What you have to do:
Please report each line of the data below that contains "folder".

Records from a data collection
+++
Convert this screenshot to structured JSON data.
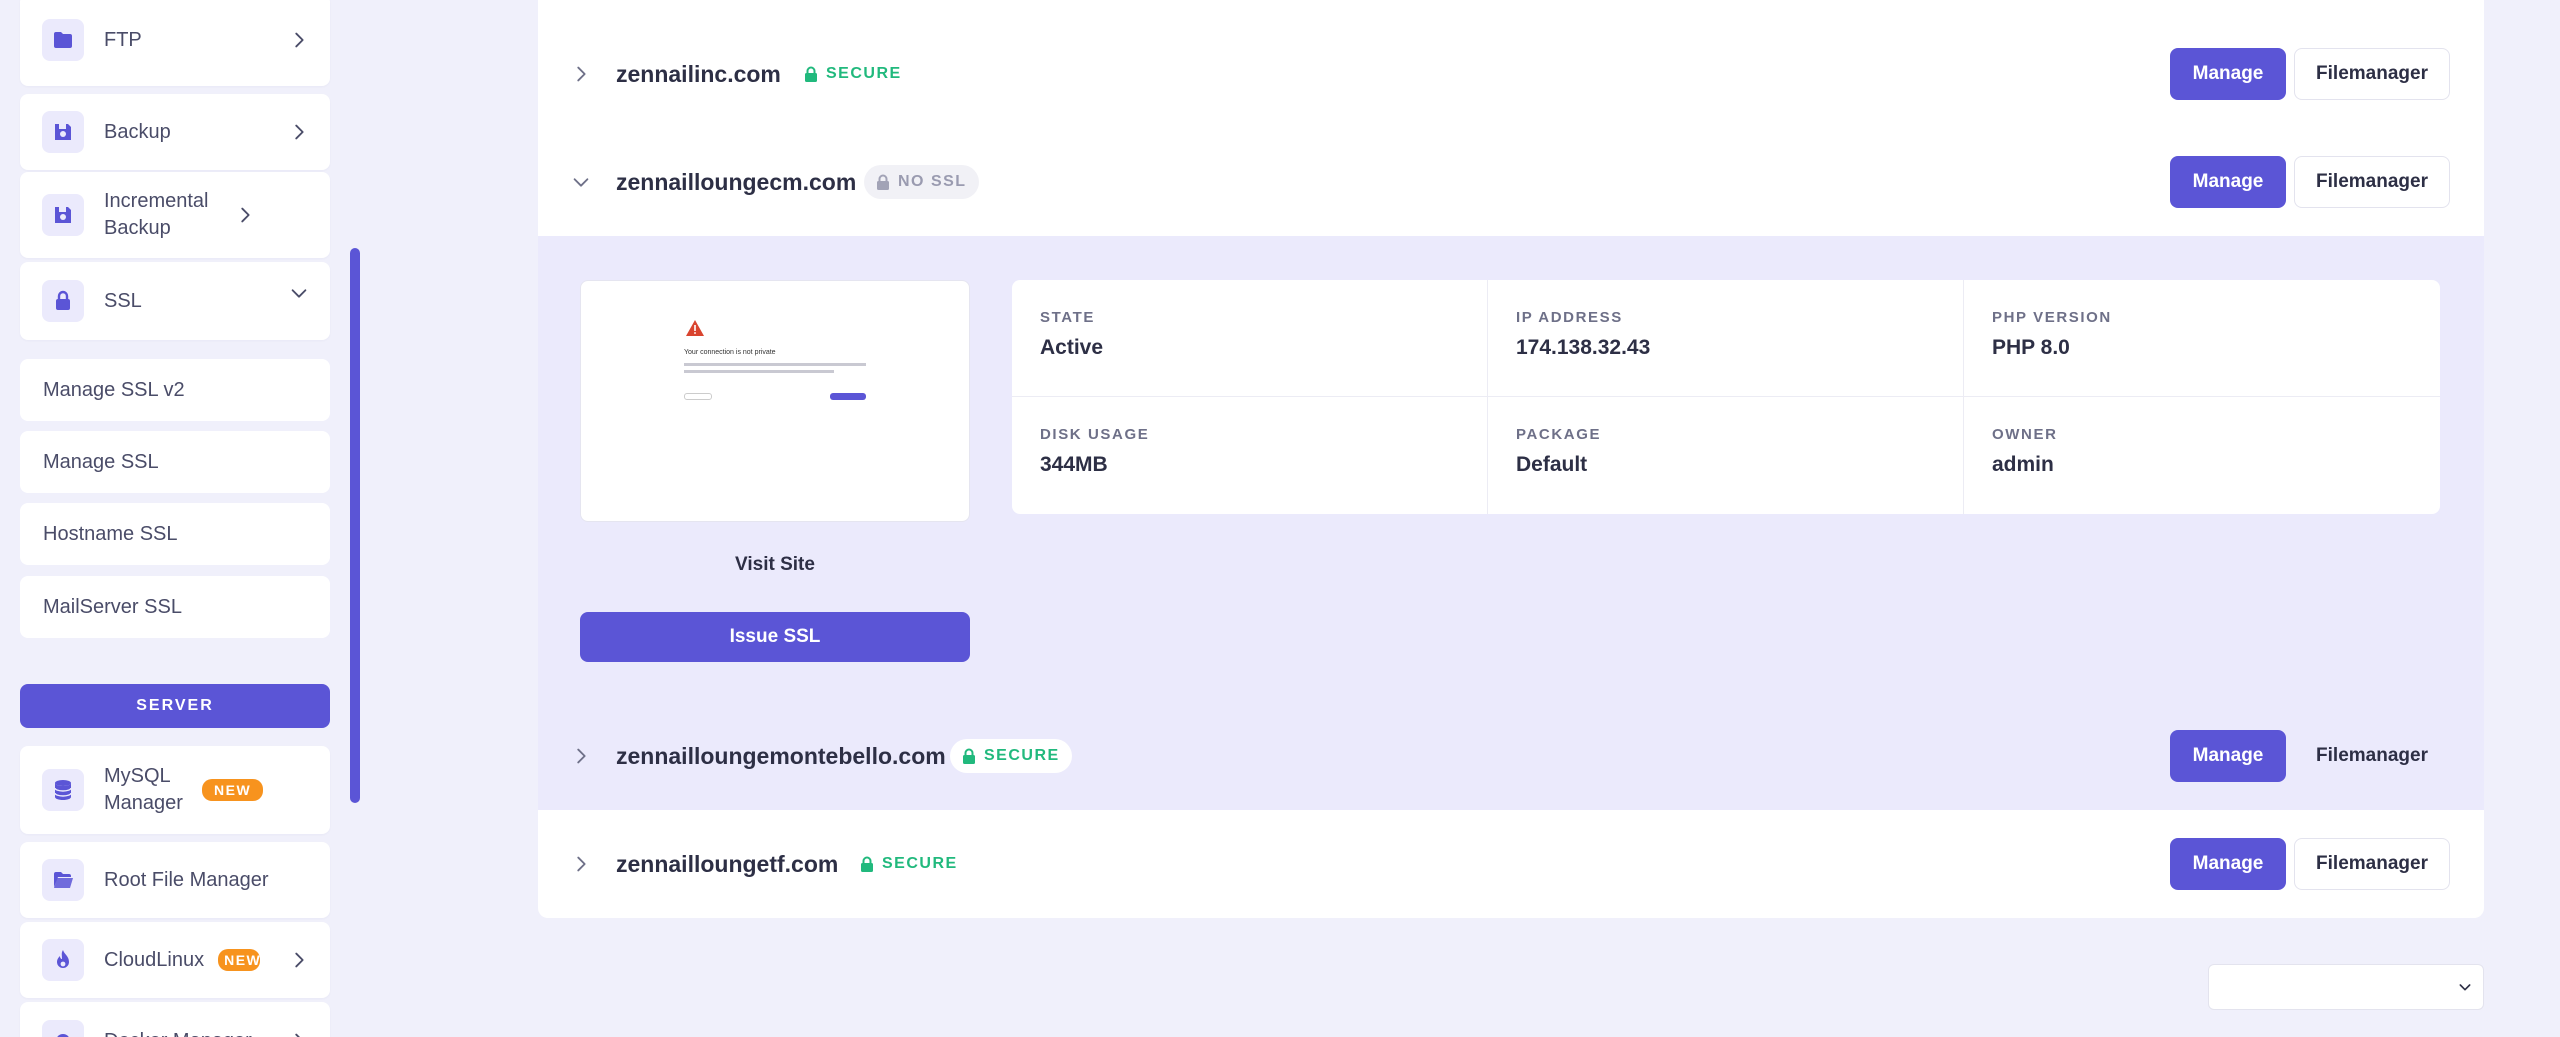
{
  "sidebar": {
    "items": [
      {
        "label": "FTP",
        "icon": "folder-icon"
      },
      {
        "label": "Backup",
        "icon": "save-icon"
      },
      {
        "label": "Incremental Backup",
        "icon": "save-icon"
      },
      {
        "label": "SSL",
        "icon": "lock-icon"
      }
    ],
    "ssl_subitems": [
      "Manage SSL v2",
      "Manage SSL",
      "Hostname SSL",
      "MailServer SSL"
    ],
    "section_server": "SERVER",
    "server_items": [
      {
        "label": "MySQL Manager",
        "badge": "NEW",
        "icon": "database-icon"
      },
      {
        "label": "Root File Manager",
        "icon": "folder-open-icon"
      },
      {
        "label": "CloudLinux",
        "badge": "NEW",
        "icon": "flame-icon"
      },
      {
        "label": "Docker Manager",
        "icon": "gear-icon"
      }
    ]
  },
  "sites": [
    {
      "domain": "zennailinc.com",
      "status": "SECURE",
      "manage": "Manage",
      "filemanager": "Filemanager"
    },
    {
      "domain": "zennailloungecm.com",
      "status": "NO SSL",
      "manage": "Manage",
      "filemanager": "Filemanager"
    },
    {
      "domain": "zennailloungemontebello.com",
      "status": "SECURE",
      "manage": "Manage",
      "filemanager": "Filemanager"
    },
    {
      "domain": "zennailloungetf.com",
      "status": "SECURE",
      "manage": "Manage",
      "filemanager": "Filemanager"
    }
  ],
  "detail": {
    "visit_site": "Visit Site",
    "issue_ssl": "Issue SSL",
    "preview_heading": "Your connection is not private",
    "fields": [
      {
        "label": "STATE",
        "value": "Active"
      },
      {
        "label": "IP ADDRESS",
        "value": "174.138.32.43"
      },
      {
        "label": "PHP VERSION",
        "value": "PHP 8.0"
      },
      {
        "label": "DISK USAGE",
        "value": "344MB"
      },
      {
        "label": "PACKAGE",
        "value": "Default"
      },
      {
        "label": "OWNER",
        "value": "admin"
      }
    ]
  },
  "colors": {
    "accent": "#5b55d6",
    "secure": "#21b97d",
    "badge": "#f7931e",
    "background": "#f0f0fb"
  }
}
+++
Written response:
        "icon": "folder-icon"
        "icon": "folder-open-icon"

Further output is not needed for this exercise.